ROME (Reuters) - Pope Benedict announced on Sunday that fragments of bone from the first or second century had been found in a tomb in the Basilica of St Paul in Rome, which he said confirmed the belief that it housed the apostle’s remains.
“This seems to confirm the unanimous and undisputed tradition that these are the mortal remains on the Apostle Paul,” the pontiff said at St Paul’s-Outside-the-Walls, on the eve of the Feasts of St Peter and St Paul celebrated on Monday.
Peter and Paul are revered by Christians as the greatest early missionaries. Converting on the road to Damascus following a blinding vision of Jesus, Paul took the Gospel to pagan Greeks and Romans and met his martyrdom in Rome in about AD 65.
Christian tradition had it that St Paul was buried together with St Peter in a catacomb on the Via Appia, before being moved to the basilica erected in his honor. For centuries it was believed that his remains were buried beneath the altar.

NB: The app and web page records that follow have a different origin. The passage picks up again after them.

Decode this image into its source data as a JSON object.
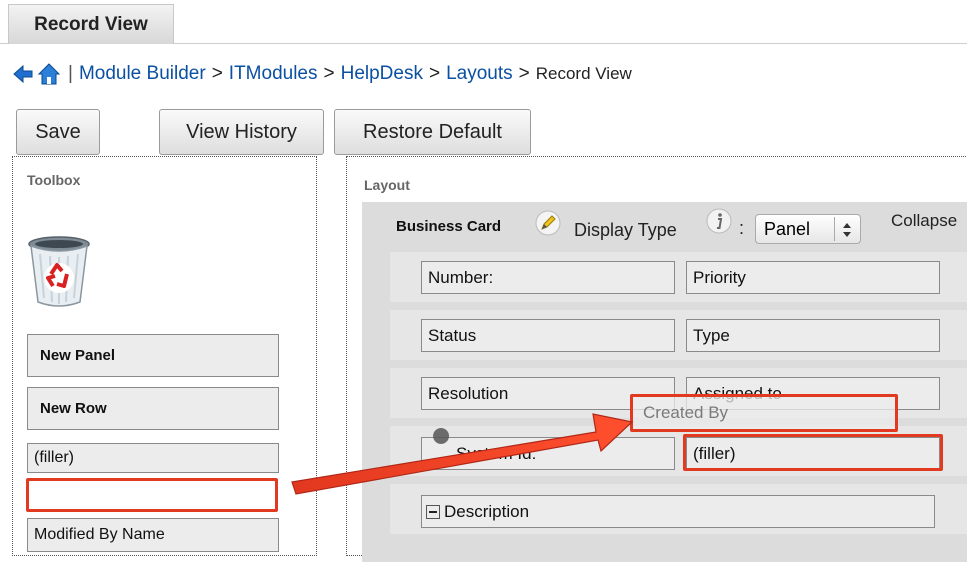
{
  "tab": {
    "label": "Record View"
  },
  "breadcrumb": {
    "items": [
      "Module Builder",
      "ITModules",
      "HelpDesk",
      "Layouts"
    ],
    "current": "Record View",
    "separator": ">",
    "pipe": "|"
  },
  "toolbar": {
    "save_label": "Save",
    "history_label": "View History",
    "restore_label": "Restore Default"
  },
  "toolbox": {
    "title": "Toolbox",
    "new_panel": "New Panel",
    "new_row": "New Row",
    "filler": "(filler)",
    "drag_slot": "",
    "modified_by": "Modified By Name"
  },
  "layout": {
    "title": "Layout",
    "panel_name": "Business Card",
    "display_type_label": "Display Type",
    "colon": ":",
    "display_type_value": "Panel",
    "collapse_label": "Collapse",
    "rows": [
      {
        "left": "Number:",
        "right": "Priority"
      },
      {
        "left": "Status",
        "right": "Type"
      },
      {
        "left": "Resolution",
        "right": "Assigned to"
      },
      {
        "left": "System Id:",
        "right": "(filler)"
      }
    ],
    "dragging_field": "Created By",
    "description": "Description"
  },
  "colors": {
    "link": "#0b50a2",
    "highlight": "#e23a21"
  }
}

But it was not until a stone sarcophagus was discovered there in 2006 that Vatican archeologists could apply scientific research to the religious tradition.
The first results come during the “Pauline Year,” when the Roman Catholic church has been celebrating the second millennium of the birth of the “Apostle of the Gentiles.”
Pope Benedict gave details of the discovery, saying a tiny hole had been drilled in the sarcophaguus to permit inspection of the interior, revealing “traces of a precious linen cloth, purple in color, laminated with pure gold, and a blue colored textile with filaments of linen.”
“It also revealed the presence of grains of red incense and traces of protein and limestone. There were also tiny fragments of bone, which, when subjected to Carbon 14 tests by experts, turned out to belong to someone who lived in the first or second century,” said the pope.
The discovery of the bone fragments coincided with news that Vatican archaeologists had discovered what they believe is the oldest image in existence of St Paul, dating from the late 4th century, on the walls of catacomb beneath Rome.
Vatican newspaper Osservatore Romano, revealing the find on Sunday, published a picture of a frescoed image of the face of a man with a pointed black beard on a red background, inside a bright yellow halo. The high forehead is furrowed.
Experts of the Ponitifical Commission for Sacred Archaeology made the discovery on June 19 in the Catacomb of Santa Tecla in Rome and described it as the “oldest icon in history dedicated to the cult of the Apostle,” according to the Vatican newspaper.
Early Christians in Rome buried their dead in catacombs dug into the soft rock under the city and decorated the underground walls with devotional images, often in the Pompeian style.
Writing by Stephen Brown; editing by Ralph Boulton